This gigantic dog breed requires plenty of exercise space to avoid smashes and messes.
They would benefit from a long walk at least once every day. A fully matured Great Dane needs 30 to 60 minutes of daily activity while puppies need 90 minutes of daily exercise.
If you’re going to keep your pup in the compound, you’ll need a six-foot fence because Great Danes are notorious for destroying the landscaping. They are, however, not escape artists.
While you may want a jogging buddy, wait until your pup gets to 18 months old before taking him with you. In some cases, the Great Dane may not be ready to go running until he is two years old.
Crate training effectively ensures your Dane doesn’t cause accidents in the house, especially when you’re not around to monitor him.
A crate also offers a haven for your pooch to retreat for siesta. Begin crate training at an early age to teach your Dane to accept restraint when he needs to be taken to the vet or boarded.
Never confine your pup in a crate for long because he will begin to detest the experience and see the crate as a jail. Maintain crating to a maximum of 4 hours a day except when your pup is napping at night.
Great Danes are social canines and aren’t developed to spend all their time locked up in crates or kennels.
Great Danes can get cold in chilly weather, so they enjoy a fleece coat or sweater to keep them warm.
They don’t require frequent baths, except when they are too dirty from playing in the mud.
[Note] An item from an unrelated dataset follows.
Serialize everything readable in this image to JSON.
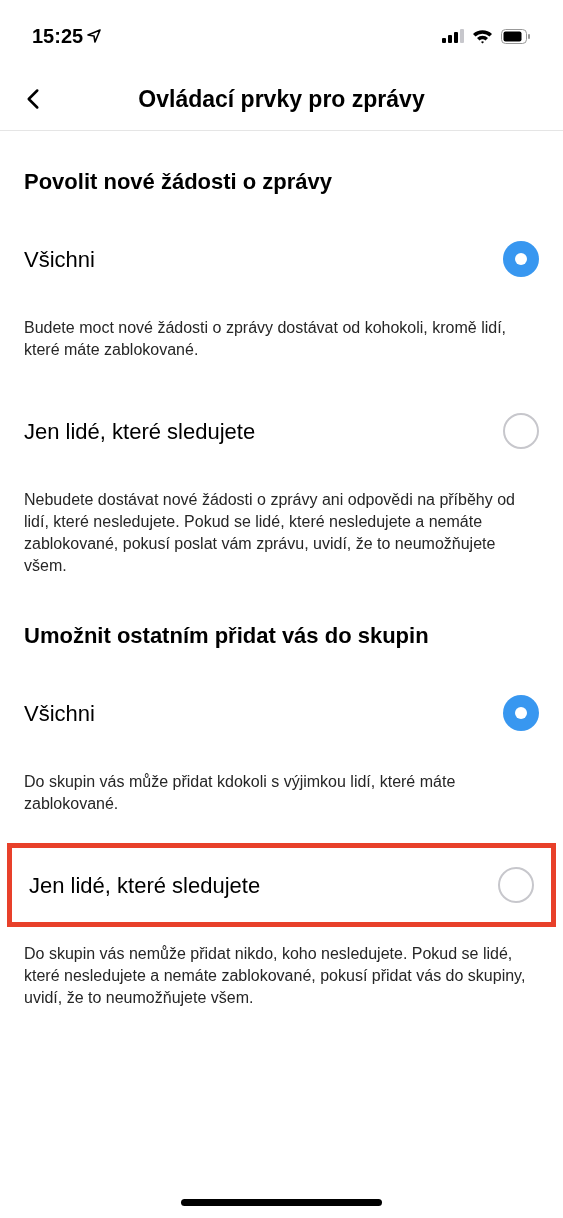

It wouldn’t hurt to have doggie wipes on hand to wipe their dirty paws or messes.
Brush your Fido’s teeth at least twice a week to prevent bad breath and tartar buildup. Also, trim his nails once a month if he doesn’t wear them down naturally. You can ask your vet for nail clipping pointers if you are new to the exercise.
As you groom your doggy, always check for signs of health issues such as sores, redness, rashes, and inflammation on the feet, eyes, mouth, nose, and skin.
His eyes should be clear and free of discharge or redness. Such consistent examinations will help you point out potential health issues before they advance.
Don’t neglect your pup’s ears, either. You should check them every week for foul smells or redness, which can be signs of infection.
As you check his ears, wipe them with dog wipes or a cotton ball soaked in an ear cleaning solution.
Do Great Danes make wonderful family pets?
Yes. Great Danes are popular family pets because they are extremely amicable. They are particularly kind and welcoming towards young kids, as playing and cuddling with toddlers tops their list of things to do every day.
Sometimes their immense size holds them back from having the time of their lives with their kiddie friends, but generally, Great Danes are the most harmless canine breeds you’ll ever find.
What 2 breeds make up a Great Dane?
Most judges believe that this pedigree is made up of the English Mastiff and Irish Wolfhound. Some still debate over this breed’s origin, whether in Denmark or Germany, but one thing we know for sure is that the Great Dane was developed as a Boarhound to hunt European wild boar. The Dane is, therefore, an amalgamation of unchallenged size and amazing speed.
Is the Great Dane hostile?
Not at all. It’s easy to assume that Great Danes are aggressive because they are gigantic. But far from it, Danes are gentle and sweet. The only time they can get aggressive is when faced with danger. They are quite territorial and can charge at someone without warning, with a single bite having a life-altering effect on the sorry victim.
So, beware not to take its sweet nature for granted. Great Danes can change faces in a split second, but they are sensitive enough to sniff out a villain from the good guys.
Is a Great Dane a horrible canine?
Their look can be imposing, but in reality, Great Danes are one of the best dog breeds to have around. So, don’t worry about them being bad dogs. Danes are gentle giants.
This breed is indeed great! The easy-going Dane is truthfully a joy to live with. He is are not only an ideal house companion but makes the best guardian as well. If you are physically and emotionally capable of caring for this Apollo, then look into the best breeders to snag yourself this mighty pup.